— ASSIGNMENT —
Going through the entries below, find how many lines hold "data", then give that number alone.

*** PROVIDED MATERIAL ***

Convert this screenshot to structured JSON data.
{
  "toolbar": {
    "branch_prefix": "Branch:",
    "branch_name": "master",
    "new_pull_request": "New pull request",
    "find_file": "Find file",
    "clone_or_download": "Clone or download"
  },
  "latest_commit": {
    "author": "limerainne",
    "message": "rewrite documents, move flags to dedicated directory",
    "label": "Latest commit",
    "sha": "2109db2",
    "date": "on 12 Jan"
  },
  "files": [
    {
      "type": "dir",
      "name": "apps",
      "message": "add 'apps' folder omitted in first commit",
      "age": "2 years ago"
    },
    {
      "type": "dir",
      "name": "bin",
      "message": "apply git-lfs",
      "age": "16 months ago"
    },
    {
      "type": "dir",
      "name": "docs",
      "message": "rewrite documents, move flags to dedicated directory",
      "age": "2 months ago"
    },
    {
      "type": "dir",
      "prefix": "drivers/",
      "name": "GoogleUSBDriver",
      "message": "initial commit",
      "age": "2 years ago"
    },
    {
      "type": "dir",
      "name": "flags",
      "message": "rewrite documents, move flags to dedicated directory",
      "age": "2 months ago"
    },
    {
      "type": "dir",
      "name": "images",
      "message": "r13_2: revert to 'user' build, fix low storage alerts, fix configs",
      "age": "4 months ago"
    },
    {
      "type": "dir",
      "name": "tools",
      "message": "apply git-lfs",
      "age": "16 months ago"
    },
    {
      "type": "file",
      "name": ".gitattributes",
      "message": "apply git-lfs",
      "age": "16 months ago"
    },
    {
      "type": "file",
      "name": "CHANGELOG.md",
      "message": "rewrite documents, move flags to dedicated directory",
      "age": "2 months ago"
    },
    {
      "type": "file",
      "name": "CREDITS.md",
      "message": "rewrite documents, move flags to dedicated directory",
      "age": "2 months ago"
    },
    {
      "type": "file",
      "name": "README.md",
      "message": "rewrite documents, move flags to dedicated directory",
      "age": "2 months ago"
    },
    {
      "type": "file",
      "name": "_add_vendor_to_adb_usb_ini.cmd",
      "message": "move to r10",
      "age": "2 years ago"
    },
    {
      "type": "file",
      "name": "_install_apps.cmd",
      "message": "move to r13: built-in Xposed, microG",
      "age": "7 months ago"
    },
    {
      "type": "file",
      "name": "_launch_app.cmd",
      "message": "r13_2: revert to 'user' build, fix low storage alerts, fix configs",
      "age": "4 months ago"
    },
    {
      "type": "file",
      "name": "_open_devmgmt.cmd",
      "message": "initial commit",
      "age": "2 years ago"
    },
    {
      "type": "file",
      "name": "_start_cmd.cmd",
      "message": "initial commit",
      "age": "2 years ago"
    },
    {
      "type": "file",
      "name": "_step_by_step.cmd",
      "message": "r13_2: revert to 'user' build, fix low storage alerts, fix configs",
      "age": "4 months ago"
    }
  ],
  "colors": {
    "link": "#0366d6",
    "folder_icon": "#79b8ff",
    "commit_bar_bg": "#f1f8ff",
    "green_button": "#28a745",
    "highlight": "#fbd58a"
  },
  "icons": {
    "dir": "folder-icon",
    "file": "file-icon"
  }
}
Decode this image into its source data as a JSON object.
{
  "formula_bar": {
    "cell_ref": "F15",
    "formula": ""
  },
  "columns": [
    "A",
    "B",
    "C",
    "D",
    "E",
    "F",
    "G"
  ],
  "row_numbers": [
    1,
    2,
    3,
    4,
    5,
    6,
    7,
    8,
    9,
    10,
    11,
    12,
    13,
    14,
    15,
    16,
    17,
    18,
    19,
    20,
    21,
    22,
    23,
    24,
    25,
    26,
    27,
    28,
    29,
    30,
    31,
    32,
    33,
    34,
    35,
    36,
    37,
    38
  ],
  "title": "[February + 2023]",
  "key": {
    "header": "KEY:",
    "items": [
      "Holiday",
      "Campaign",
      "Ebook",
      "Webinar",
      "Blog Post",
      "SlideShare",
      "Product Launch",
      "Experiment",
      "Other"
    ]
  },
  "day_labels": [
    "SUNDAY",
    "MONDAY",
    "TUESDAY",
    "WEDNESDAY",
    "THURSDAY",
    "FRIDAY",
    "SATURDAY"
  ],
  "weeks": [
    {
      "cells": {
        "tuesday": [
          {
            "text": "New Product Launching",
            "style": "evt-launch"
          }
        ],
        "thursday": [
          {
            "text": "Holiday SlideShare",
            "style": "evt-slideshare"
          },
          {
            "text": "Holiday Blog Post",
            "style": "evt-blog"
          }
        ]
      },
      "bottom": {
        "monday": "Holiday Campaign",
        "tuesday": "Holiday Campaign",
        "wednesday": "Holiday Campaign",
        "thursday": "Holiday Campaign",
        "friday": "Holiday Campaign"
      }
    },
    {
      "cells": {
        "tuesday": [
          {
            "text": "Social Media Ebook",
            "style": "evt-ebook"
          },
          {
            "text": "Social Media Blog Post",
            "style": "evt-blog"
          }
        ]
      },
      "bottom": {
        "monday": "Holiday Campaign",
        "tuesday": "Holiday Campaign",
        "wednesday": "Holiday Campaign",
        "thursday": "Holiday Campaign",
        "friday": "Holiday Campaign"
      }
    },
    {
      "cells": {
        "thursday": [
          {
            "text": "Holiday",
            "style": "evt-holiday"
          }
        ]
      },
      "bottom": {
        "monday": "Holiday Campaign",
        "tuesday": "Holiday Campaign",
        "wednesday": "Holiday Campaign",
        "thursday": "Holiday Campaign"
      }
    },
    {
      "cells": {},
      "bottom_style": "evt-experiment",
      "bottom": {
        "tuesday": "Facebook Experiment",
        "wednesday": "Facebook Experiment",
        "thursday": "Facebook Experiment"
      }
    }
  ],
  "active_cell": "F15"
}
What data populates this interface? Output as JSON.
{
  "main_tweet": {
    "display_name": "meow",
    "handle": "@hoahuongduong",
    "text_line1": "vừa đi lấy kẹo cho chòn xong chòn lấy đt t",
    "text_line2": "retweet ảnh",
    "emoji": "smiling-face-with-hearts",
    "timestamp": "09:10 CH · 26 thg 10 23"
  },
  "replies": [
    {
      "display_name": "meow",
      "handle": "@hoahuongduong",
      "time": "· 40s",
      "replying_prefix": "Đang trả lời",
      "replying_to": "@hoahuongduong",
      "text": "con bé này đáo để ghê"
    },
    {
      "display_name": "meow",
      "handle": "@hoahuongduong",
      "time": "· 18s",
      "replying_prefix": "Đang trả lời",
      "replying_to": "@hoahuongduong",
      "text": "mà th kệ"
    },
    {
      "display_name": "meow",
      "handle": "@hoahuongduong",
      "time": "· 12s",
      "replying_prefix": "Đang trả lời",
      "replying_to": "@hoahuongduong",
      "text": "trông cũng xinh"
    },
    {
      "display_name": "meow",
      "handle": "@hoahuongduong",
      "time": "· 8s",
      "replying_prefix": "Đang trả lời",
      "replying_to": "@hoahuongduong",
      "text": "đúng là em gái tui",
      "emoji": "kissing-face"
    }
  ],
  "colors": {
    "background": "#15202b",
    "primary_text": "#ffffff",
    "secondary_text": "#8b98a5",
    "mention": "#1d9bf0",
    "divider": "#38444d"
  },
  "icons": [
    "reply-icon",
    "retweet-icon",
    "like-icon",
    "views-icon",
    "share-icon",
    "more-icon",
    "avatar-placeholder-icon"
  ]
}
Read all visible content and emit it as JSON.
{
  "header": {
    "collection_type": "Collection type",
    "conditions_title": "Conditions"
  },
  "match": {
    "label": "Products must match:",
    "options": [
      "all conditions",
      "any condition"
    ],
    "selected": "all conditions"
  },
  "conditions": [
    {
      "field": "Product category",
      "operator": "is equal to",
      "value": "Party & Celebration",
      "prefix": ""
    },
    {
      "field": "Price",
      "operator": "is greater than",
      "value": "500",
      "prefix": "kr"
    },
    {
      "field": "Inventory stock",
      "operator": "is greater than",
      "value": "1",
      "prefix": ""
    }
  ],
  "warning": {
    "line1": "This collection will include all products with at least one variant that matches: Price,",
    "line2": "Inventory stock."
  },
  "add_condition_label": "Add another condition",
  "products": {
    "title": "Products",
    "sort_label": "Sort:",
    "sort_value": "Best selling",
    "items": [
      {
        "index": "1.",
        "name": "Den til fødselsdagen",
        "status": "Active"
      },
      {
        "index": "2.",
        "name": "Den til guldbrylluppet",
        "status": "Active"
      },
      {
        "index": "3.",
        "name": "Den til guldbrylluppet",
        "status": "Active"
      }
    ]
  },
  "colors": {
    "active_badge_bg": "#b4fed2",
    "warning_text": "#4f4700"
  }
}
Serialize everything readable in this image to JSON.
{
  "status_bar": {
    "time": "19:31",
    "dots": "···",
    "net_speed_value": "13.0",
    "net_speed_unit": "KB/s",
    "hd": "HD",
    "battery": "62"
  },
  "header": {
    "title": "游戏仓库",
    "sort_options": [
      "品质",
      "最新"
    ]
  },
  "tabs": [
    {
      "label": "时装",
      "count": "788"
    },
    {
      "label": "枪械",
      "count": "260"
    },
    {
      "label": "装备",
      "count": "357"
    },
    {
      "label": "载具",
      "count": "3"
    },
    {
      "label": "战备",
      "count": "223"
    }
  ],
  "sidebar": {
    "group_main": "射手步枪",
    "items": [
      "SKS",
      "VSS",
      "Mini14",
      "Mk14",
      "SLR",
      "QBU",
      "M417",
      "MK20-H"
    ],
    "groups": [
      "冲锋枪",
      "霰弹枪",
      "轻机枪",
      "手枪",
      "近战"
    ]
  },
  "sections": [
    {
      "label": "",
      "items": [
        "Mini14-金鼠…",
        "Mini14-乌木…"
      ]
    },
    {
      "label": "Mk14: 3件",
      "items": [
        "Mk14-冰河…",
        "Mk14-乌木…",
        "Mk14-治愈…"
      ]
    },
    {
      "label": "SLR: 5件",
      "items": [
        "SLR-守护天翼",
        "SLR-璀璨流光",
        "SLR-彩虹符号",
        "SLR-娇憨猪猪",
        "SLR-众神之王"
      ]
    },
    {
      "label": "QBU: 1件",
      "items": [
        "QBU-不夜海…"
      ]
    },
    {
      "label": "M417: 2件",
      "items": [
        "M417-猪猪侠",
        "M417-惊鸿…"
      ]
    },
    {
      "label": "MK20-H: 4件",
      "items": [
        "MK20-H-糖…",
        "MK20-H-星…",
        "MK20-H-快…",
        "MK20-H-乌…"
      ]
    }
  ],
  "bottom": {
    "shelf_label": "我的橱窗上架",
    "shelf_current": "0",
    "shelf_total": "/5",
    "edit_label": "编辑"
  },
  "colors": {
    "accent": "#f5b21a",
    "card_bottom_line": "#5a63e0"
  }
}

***

— PROBLEM SOLUTION —
3